=== DIRECTIONS ===
Copy each line of the records below that mentions the word "проверенные".

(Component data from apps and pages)
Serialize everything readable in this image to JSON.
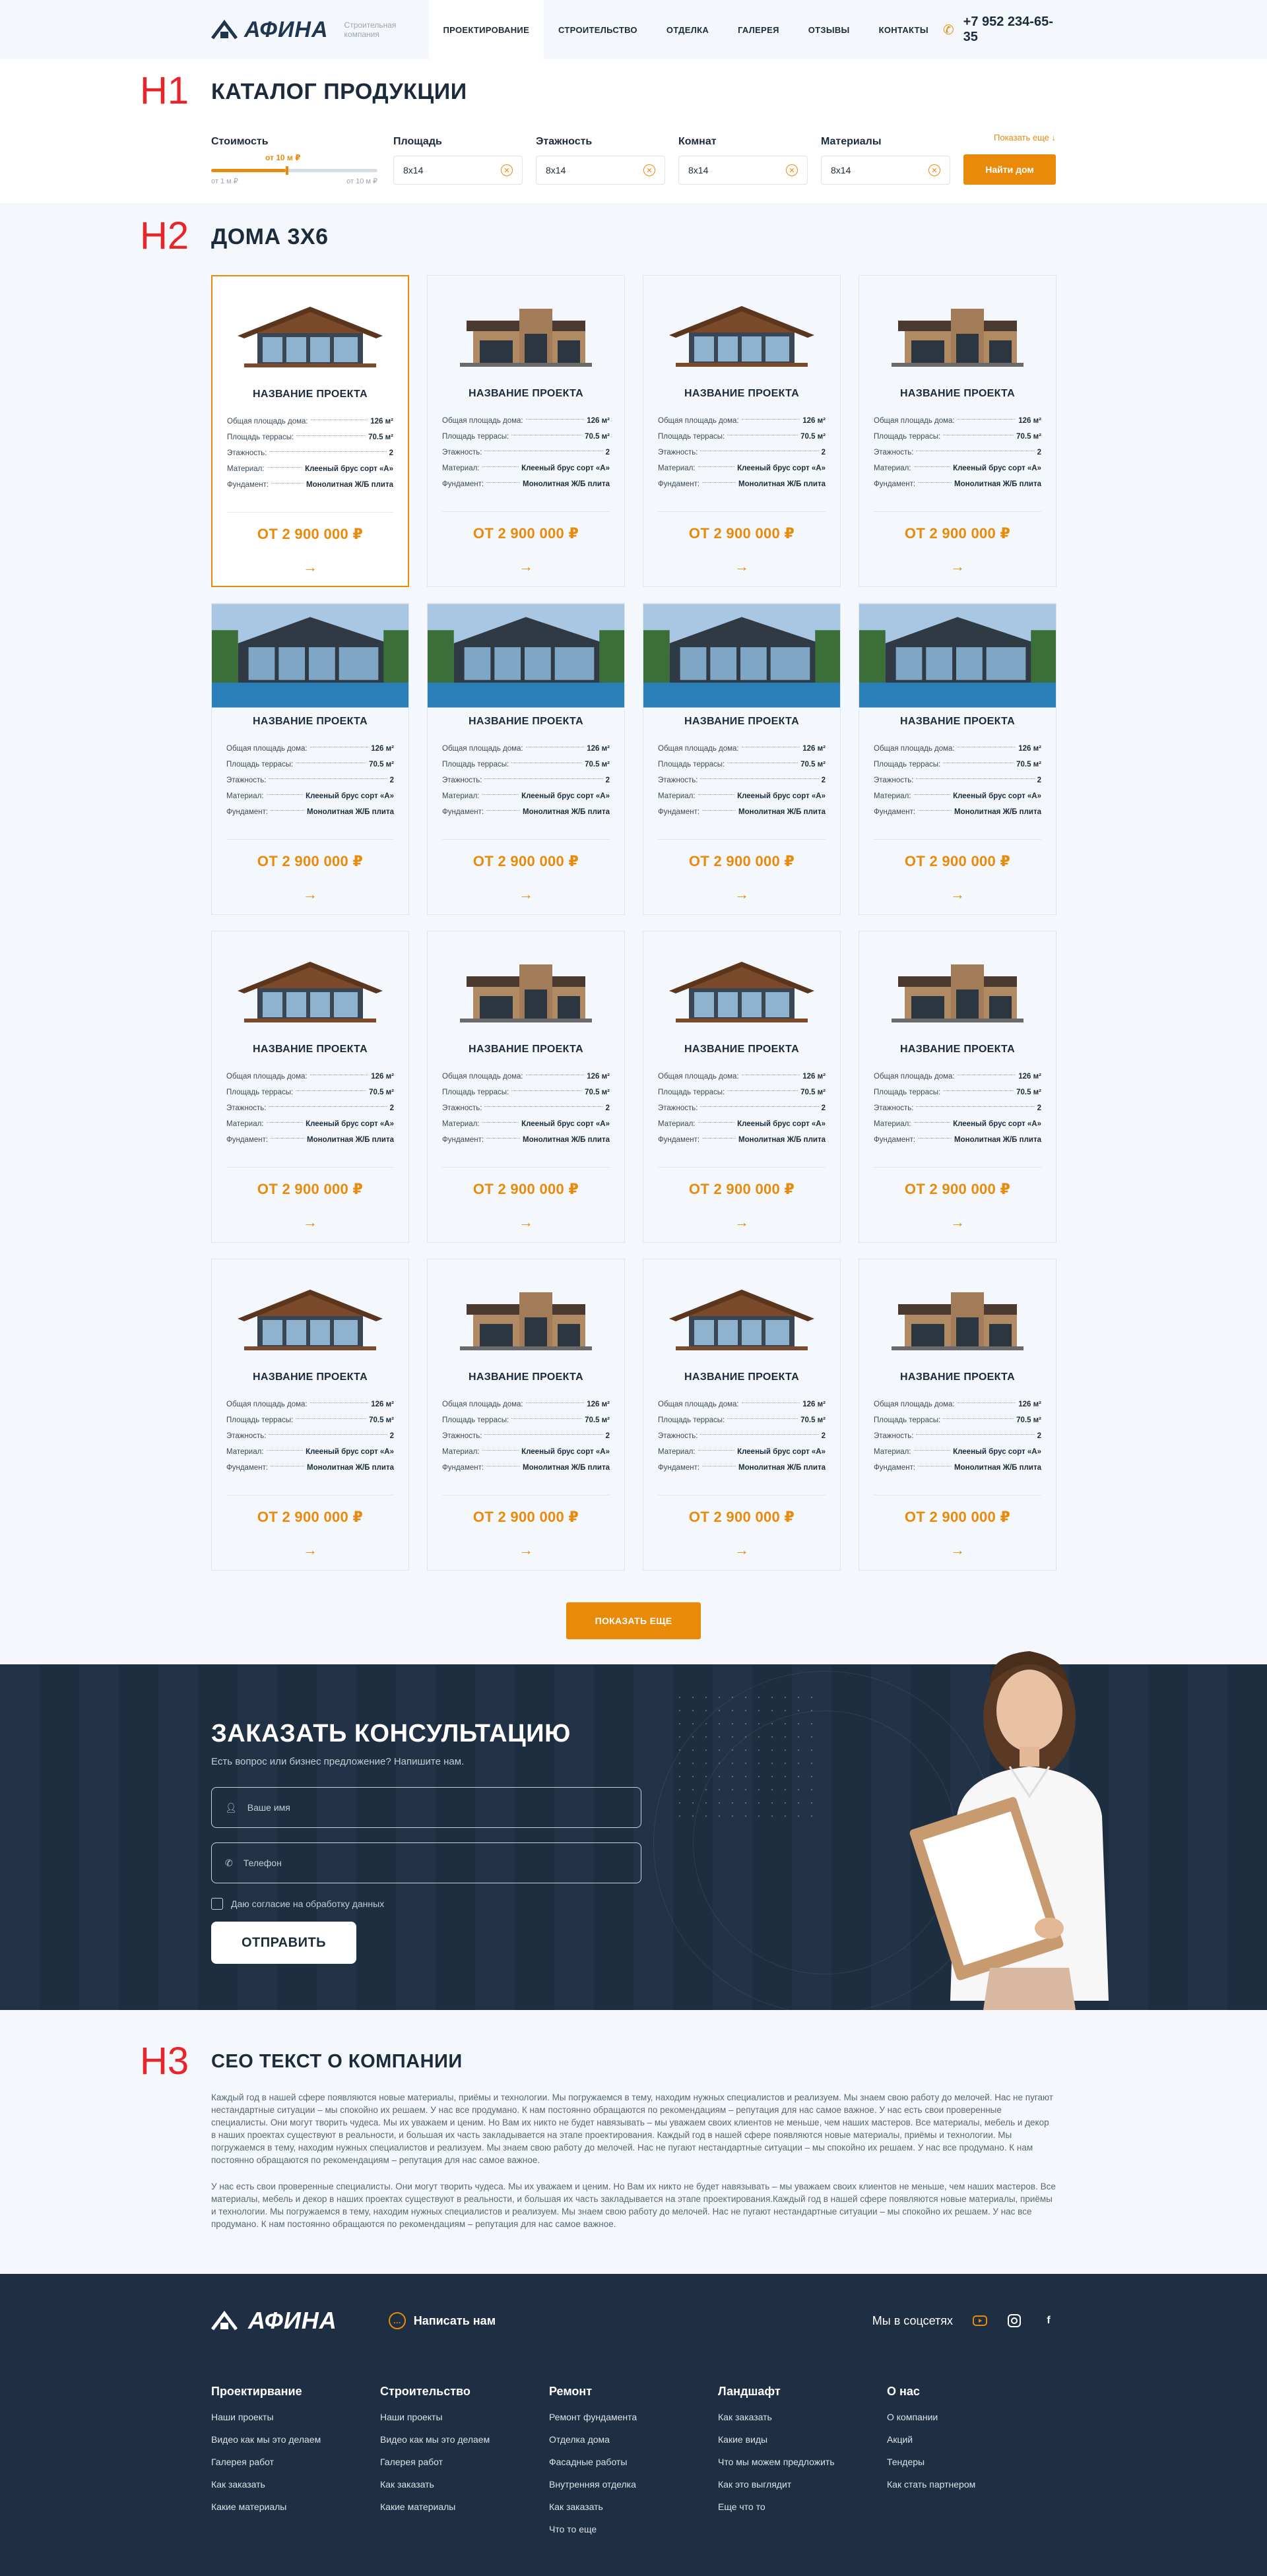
{
  "header": {
    "logo_text": "АФИНА",
    "logo_sub": "Строительная компания",
    "nav": [
      "ПРОЕКТИРОВАНИЕ",
      "СТРОИТЕЛЬСТВО",
      "ОТДЕЛКА",
      "ГАЛЕРЕЯ",
      "ОТЗЫВЫ",
      "КОНТАКТЫ"
    ],
    "phone": "+7 952 234-65-35"
  },
  "markers": {
    "h1": "H1",
    "h2": "H2",
    "h3": "H3"
  },
  "catalog": {
    "title": "КАТАЛОГ ПРОДУКЦИИ",
    "price_label": "Стоимость",
    "price_value": "от 10 м ₽",
    "price_min": "от 1 м ₽",
    "price_max": "от 10 м ₽",
    "filters": [
      {
        "label": "Площадь",
        "value": "8x14"
      },
      {
        "label": "Этажность",
        "value": "8x14"
      },
      {
        "label": "Комнат",
        "value": "8x14"
      },
      {
        "label": "Материалы",
        "value": "8x14"
      }
    ],
    "more_link": "Показать еще ↓",
    "find_button": "Найти дом"
  },
  "houses": {
    "title": "ДОМА 3Х6",
    "card": {
      "name": "НАЗВАНИЕ ПРОЕКТА",
      "specs": [
        {
          "k": "Общая площадь дома:",
          "v": "126 м²"
        },
        {
          "k": "Площадь террасы:",
          "v": "70.5 м²"
        },
        {
          "k": "Этажность:",
          "v": "2"
        },
        {
          "k": "Материал:",
          "v": "Клееный брус сорт «А»"
        },
        {
          "k": "Фундамент:",
          "v": "Монолитная Ж/Б плита"
        }
      ],
      "price": "ОТ 2 900 000 ₽",
      "arrow": "→"
    },
    "show_more": "ПОКАЗАТЬ ЕЩЕ"
  },
  "consult": {
    "title": "ЗАКАЗАТЬ КОНСУЛЬТАЦИЮ",
    "subtitle": "Есть вопрос или бизнес предложение? Напишите нам.",
    "name_placeholder": "Ваше имя",
    "phone_placeholder": "Телефон",
    "consent": "Даю согласие на обработку данных",
    "send": "ОТПРАВИТЬ"
  },
  "seo": {
    "title": "СЕО ТЕКСТ О КОМПАНИИ",
    "p1": "Каждый год в нашей сфере появляются новые материалы, приёмы и технологии. Мы погружаемся в тему, находим нужных специалистов и реализуем. Мы знаем свою работу до мелочей. Нас не пугают нестандартные ситуации – мы спокойно их решаем. У нас все продумано. К нам постоянно обращаются по рекомендациям – репутация для нас самое важное. У нас есть свои проверенные специалисты. Они могут творить чудеса. Мы их уважаем и ценим. Но Вам их никто не будет навязывать – мы уважаем своих клиентов не меньше, чем наших мастеров. Все материалы, мебель и декор в наших проектах существуют в реальности, и большая их часть закладывается на этапе проектирования. Каждый год в нашей сфере появляются новые материалы, приёмы и технологии. Мы погружаемся в тему, находим нужных специалистов и реализуем. Мы знаем свою работу до мелочей. Нас не пугают нестандартные ситуации – мы спокойно их решаем. У нас все продумано. К нам постоянно обращаются по рекомендациям – репутация для нас самое важное.",
    "p2": "У нас есть свои проверенные специалисты. Они могут творить чудеса. Мы их уважаем и ценим. Но Вам их никто не будет навязывать – мы уважаем своих клиентов не меньше, чем наших мастеров. Все материалы, мебель и декор в наших проектах существуют в реальности, и большая их часть закладывается на этапе проектирования.Каждый год в нашей сфере появляются новые материалы, приёмы и технологии. Мы погружаемся в тему, находим нужных специалистов и реализуем. Мы знаем свою работу до мелочей. Нас не пугают нестандартные ситуации – мы спокойно их решаем. У нас все продумано. К нам постоянно обращаются по рекомендациям – репутация для нас самое важное."
  },
  "footer": {
    "logo_text": "АФИНА",
    "write_us": "Написать нам",
    "social_label": "Мы в соцсетях",
    "columns": [
      {
        "title": "Проектирвание",
        "links": [
          "Наши проекты",
          "Видео как мы это делаем",
          "Галерея работ",
          "Как заказать",
          "Какие материалы"
        ]
      },
      {
        "title": "Строительство",
        "links": [
          "Наши проекты",
          "Видео как мы это делаем",
          "Галерея работ",
          "Как заказать",
          "Какие материалы"
        ]
      },
      {
        "title": "Ремонт",
        "links": [
          "Ремонт фундамента",
          "Отделка дома",
          "Фасадные работы",
          "Внутренняя отделка",
          "Как заказать",
          "Что то еще"
        ]
      },
      {
        "title": "Ландшафт",
        "links": [
          "Как заказать",
          "Какие виды",
          "Что мы можем предложить",
          "Как это выглядит",
          "Еще что то"
        ]
      },
      {
        "title": "О нас",
        "links": [
          "О компании",
          "Акций",
          "Тендеры",
          "Как стать партнером"
        ]
      }
    ]
  },
  "colors": {
    "accent": "#ea8a0b",
    "dark": "#1e2f43",
    "marker": "#e8252a"
  }
}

=== OUTPUT FOR THIS EXERCISE ===
    "p1": "Каждый год в нашей сфере появляются новые материалы, приёмы и технологии. Мы погружаемся в тему, находим нужных специалистов и реализуем. Мы знаем свою работу до мелочей. Нас не пугают нестандартные ситуации – мы спокойно их решаем. У нас все продумано. К нам постоянно обращаются по рекомендациям – репутация для нас самое важное. У нас есть свои проверенные специалисты. Они могут творить чудеса. Мы их уважаем и ценим. Но Вам их никто не будет навязывать – мы уважаем своих клиентов не меньше, чем наших мастеров. Все материалы, мебель и декор в наших проектах существуют в реальности, и большая их часть закладывается на этапе проектирования. Каждый год в нашей сфере появляются новые материалы, приёмы и технологии. Мы погружаемся в тему, находим нужных специалистов и реализуем. Мы знаем свою работу до мелочей. Нас не пугают нестандартные ситуации – мы спокойно их решаем. У нас все продумано. К нам постоянно обращаются по рекомендациям – репутация для нас самое важное.",
    "p2": "У нас есть свои проверенные специалисты. Они могут творить чудеса. Мы их уважаем и ценим. Но Вам их никто не будет навязывать – мы уважаем своих клиентов не меньше, чем наших мастеров. Все материалы, мебель и декор в наших проектах существуют в реальности, и большая их часть закладывается на этапе проектирования.Каждый год в нашей сфере появляются новые материалы, приёмы и технологии. Мы погружаемся в тему, находим нужных специалистов и реализуем. Мы знаем свою работу до мелочей. Нас не пугают нестандартные ситуации – мы спокойно их решаем. У нас все продумано. К нам постоянно обращаются по рекомендациям – репутация для нас самое важное."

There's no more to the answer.